John Henderson of British Columbia is a details man: a Chartered Accountant for whom accuracy and thoroughness are paramount. So while health care is excellent in Canada, about 15 years ago Mr. Henderson, now 62, decided his routine check-ups were not as thorough as they should be for a man approaching 50.
"Every time I thought about where I could go to get a really excellent and detailed complete physical, the name 'Mayo Clinic' kept coming to mind," Mr. Henderson recalls. "I don't know why... I'd never met anyone who went there. I must have read about it as a top institution in the U.S."
On the strength of reputation alone, John phoned Mayo Clinic in Rochester, Minnesota. He explained his interest in getting a thorough routine physical exam and was instantly routed to the International Appointment Office, where the appointment was quickly made.
From the start, Mayo Clinic was a perfect fit for Mr. Henderson because he found the thoroughness, quality and efficiency he values so highly. All the details were covered. "When I got Mayo's results, it was a 2-page response of blood components that provided a very detailed picture. In terms of the exams themselves, I felt quite comfortable, so I kept coming back." When he reached age 50, he shortened the interval between appointments from two years down to yearly appointments.
And he's never stopped being grateful for the change. Mr. Henderson credits the yearly annual exam and comprehensive care he receives at Mayo Clinic with an early detection of prostate cancer about five years ago. "I'm so thankful that I got in a relationship with Mayo Clinic's Executive Health Care clinic," he says. "It was my continued high-quality care that helped me with my positive outcome. The problem with trying to reproduce Mayo Clinic care in Canada or elsewhere is that you have to set up 15 different appointments over weeks or months — and then if you are like me, you'll likely miss 7 of them. At Mayo that doesn't happen.
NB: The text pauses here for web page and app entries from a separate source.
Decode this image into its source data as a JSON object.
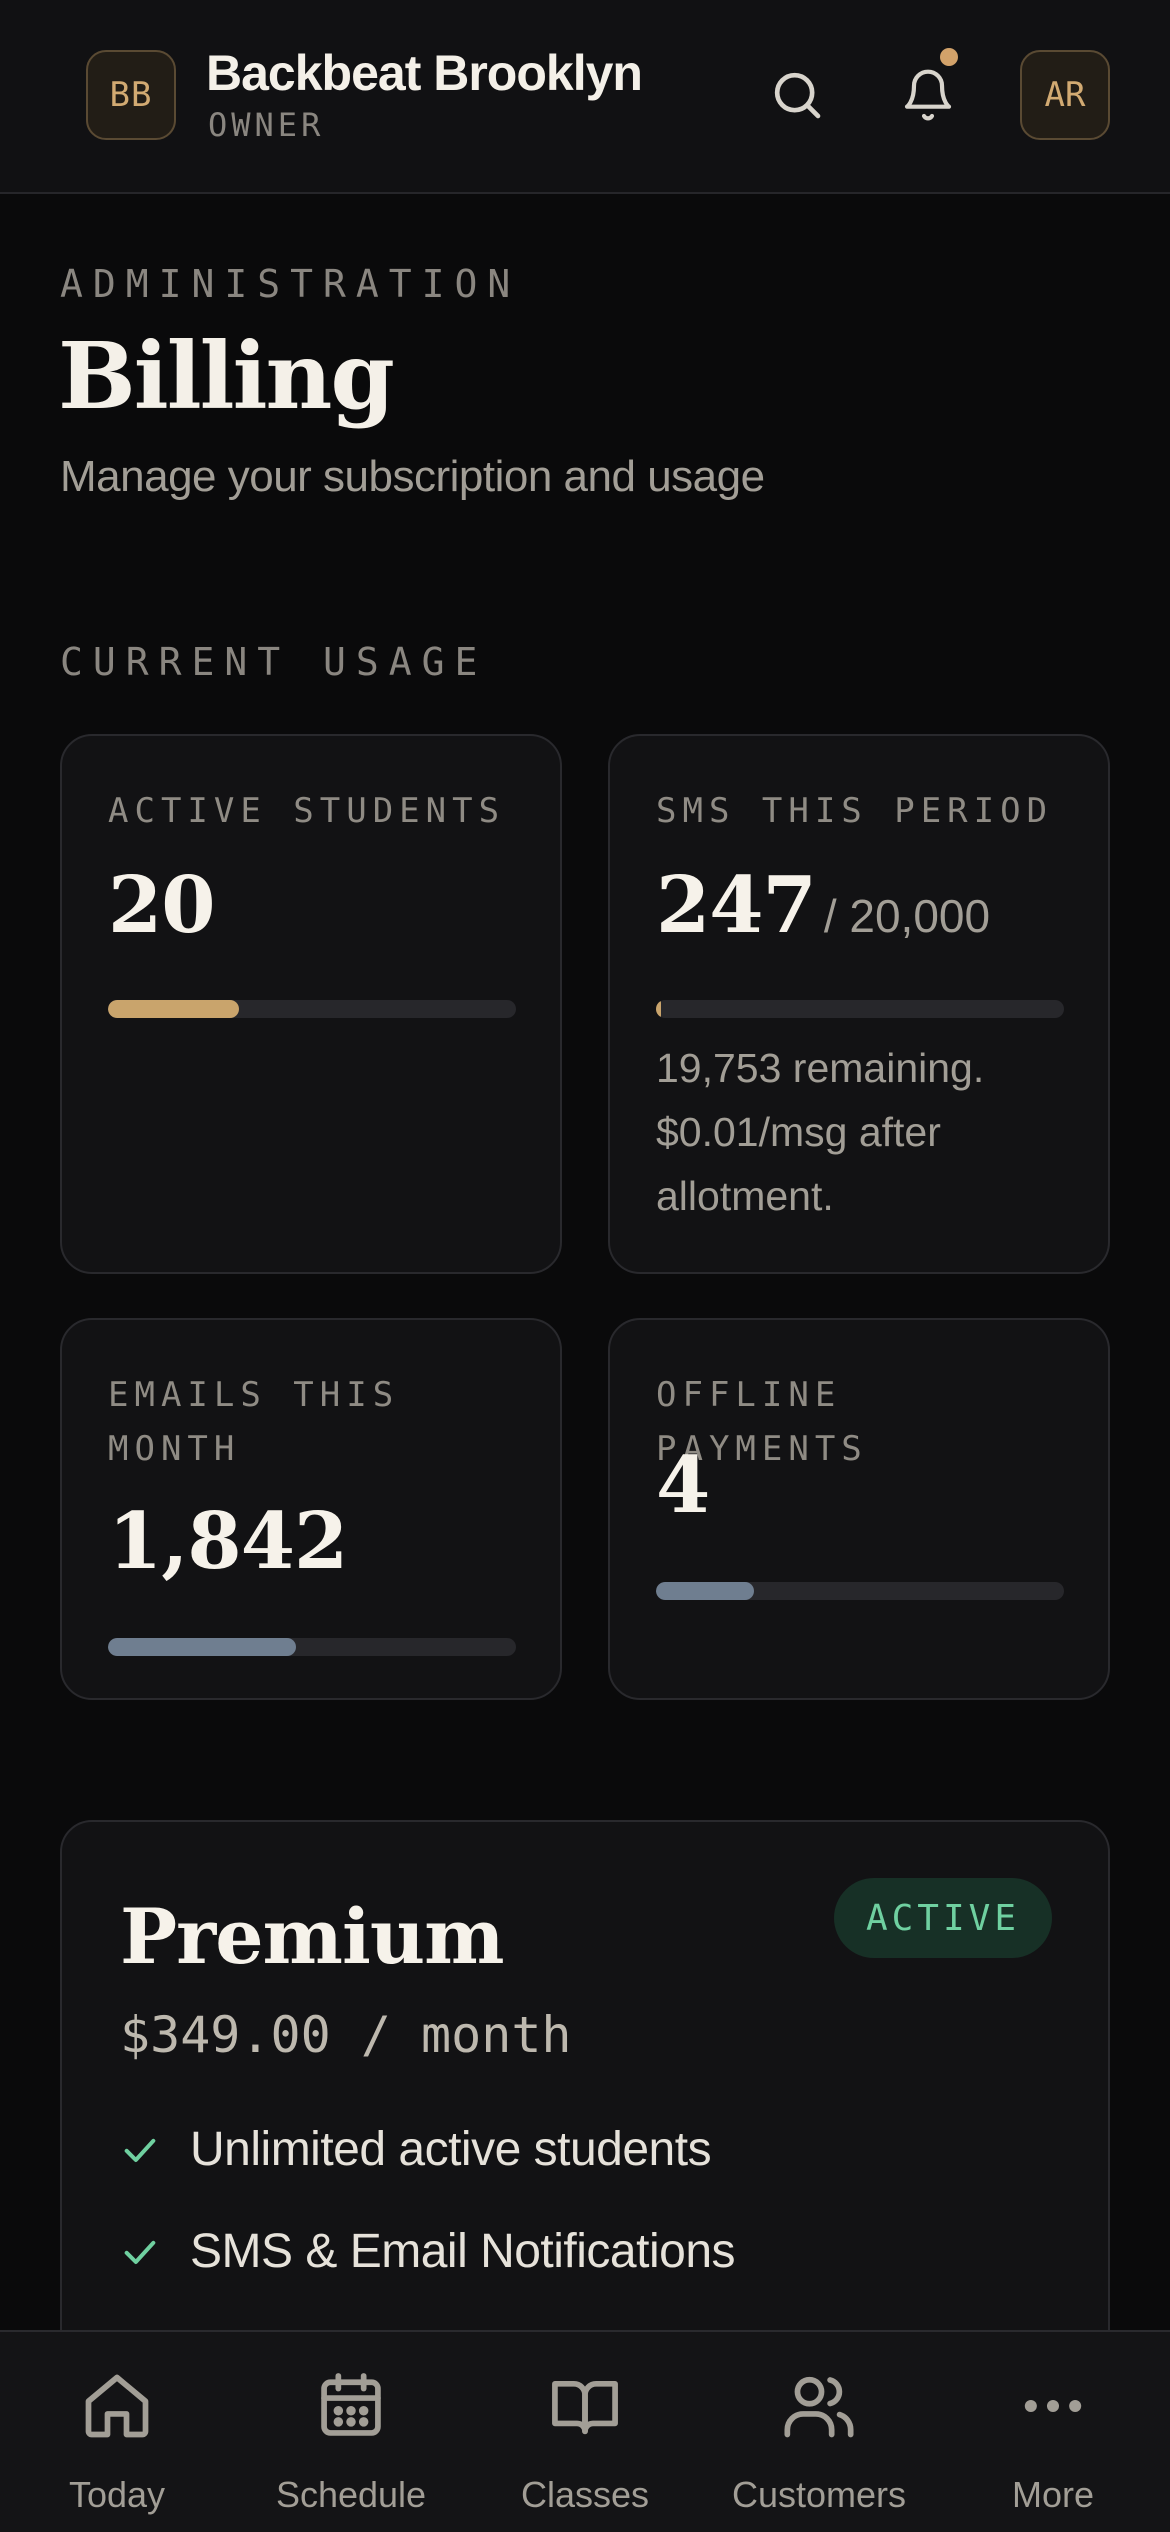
{
  "header": {
    "org_initials": "BB",
    "org_name": "Backbeat Brooklyn",
    "org_role": "OWNER",
    "search_icon": "search-icon",
    "bell_icon": "bell-icon",
    "has_notification": true,
    "avatar_initials": "AR"
  },
  "page": {
    "eyebrow": "ADMINISTRATION",
    "title": "Billing",
    "subtitle": "Manage your subscription and usage"
  },
  "usage": {
    "section_label": "CURRENT USAGE",
    "cards": [
      {
        "label": "ACTIVE STUDENTS",
        "value": "20",
        "suffix": "",
        "note": "",
        "fill_fraction": 0.32,
        "color": "#c9a46c"
      },
      {
        "label": "SMS THIS PERIOD",
        "value": "247",
        "suffix": "/ 20,000",
        "note": "19,753 remaining. $0.01/msg after allotment.",
        "fill_fraction": 0.012,
        "color": "#c9a46c"
      },
      {
        "label": "EMAILS THIS MONTH",
        "value": "1,842",
        "suffix": "",
        "note": "",
        "fill_fraction": 0.46,
        "color": "#6f7e90"
      },
      {
        "label": "OFFLINE PAYMENTS",
        "value": "4",
        "suffix": "",
        "note": "",
        "fill_fraction": 0.24,
        "color": "#6f7e90"
      }
    ]
  },
  "plan": {
    "name": "Premium",
    "status": "ACTIVE",
    "price": "$349.00 / month",
    "features": [
      "Unlimited active students",
      "SMS & Email Notifications"
    ],
    "check_icon": "check-icon"
  },
  "tabs": [
    {
      "label": "Today",
      "icon": "home-icon"
    },
    {
      "label": "Schedule",
      "icon": "calendar-icon"
    },
    {
      "label": "Classes",
      "icon": "book-icon"
    },
    {
      "label": "Customers",
      "icon": "users-icon"
    },
    {
      "label": "More",
      "icon": "more-icon"
    }
  ],
  "colors": {
    "background": "#0a0a0b",
    "accent_gold": "#c9a46c",
    "accent_slate": "#6f7e90",
    "success": "#6fd0a0"
  }
}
It's all scheduled for you, all the care is in one place, and everything is extraordinarily efficient."
The thought of missing that crucial early exam still frightens him. "Had that tumor just grown and grown, I might not be here to help my five-year-old son grow up. I've got older children, too, ages 16 to 34, who need me in a different way," Mr. Henderson says. "But little G.W., he's my little guy and he's just getting started... he was the one I thought about first when I got the diagnosis."
Details. They make all the difference. And Mr. Henderson continues to revel in life's details — large and small. From making sure he has his annual, comprehensive exam at Mayo Clinic, to cheering at G.W.'s hockey games.
This individual removed himself from his provincial health system some 15 years before his prostate cancer diagnosis. He didn't think his routine exams were "thorough enough" ... and damned if 15 years later, the Mayo didn't find something wrong with him.
What evidence is there that the diagnosis would not be made if he had continued to receive care and screening from local physicians?
Given that he does not use his local health care providers, what evidence does he have for his claim that "you have to set up 15 different appointments over weeks or months" in order "to reproduce Mayo Clinic care in Canada"?
I'm a woman aged 60, self-employed and very busy. At my last annual general, after my family physician did the usual PAP smear and the rest of the run-down, she directed me to the private lab of my choice for complete blood tests, on a walk-in basis, and a chest x-ray at another lab in the same building, which I could schedule for whatever day I wanted to do the walk-in blood tests, with about two weeks lead time. She wanted me to do the mammogram at the provincial breast screening centre, but that was more running around than I felt like doing and I had never had a problem with the x-ray lab in question (which did send me for follow up ultrasound once before), so she agreed to requisition the mammogram there as well. The lab that does the blood tests also does ECGs, which I had done there a while ago as a precaution given family history. All at zero cost out of pocket, of course.
Exactly how is travelling from British Columbia to the Mayo Clinic less convenient than what I do in two stops, all within six blocks of my home?
Exactly -- exactly -- what did Mr. Henderson obtain at the Mayo Clinic that was not available to him under his provincial health plan?
And for this routine annual check-up purpose -- exactly where and who are these 15 providers I need to see?
How appropriate is it for the great and good Mayo Clinic to post this kind of obviously flatly untrue hyperbole on its website?
How reasonable -- how decent -- is it for medical services to be rationed in such a way that forgetful executives get every whim catered to on a silver platter, while some people get nothing at all?
Beware health-care-for-profit providers. Your best interests may just not be what they have in mind when they speak.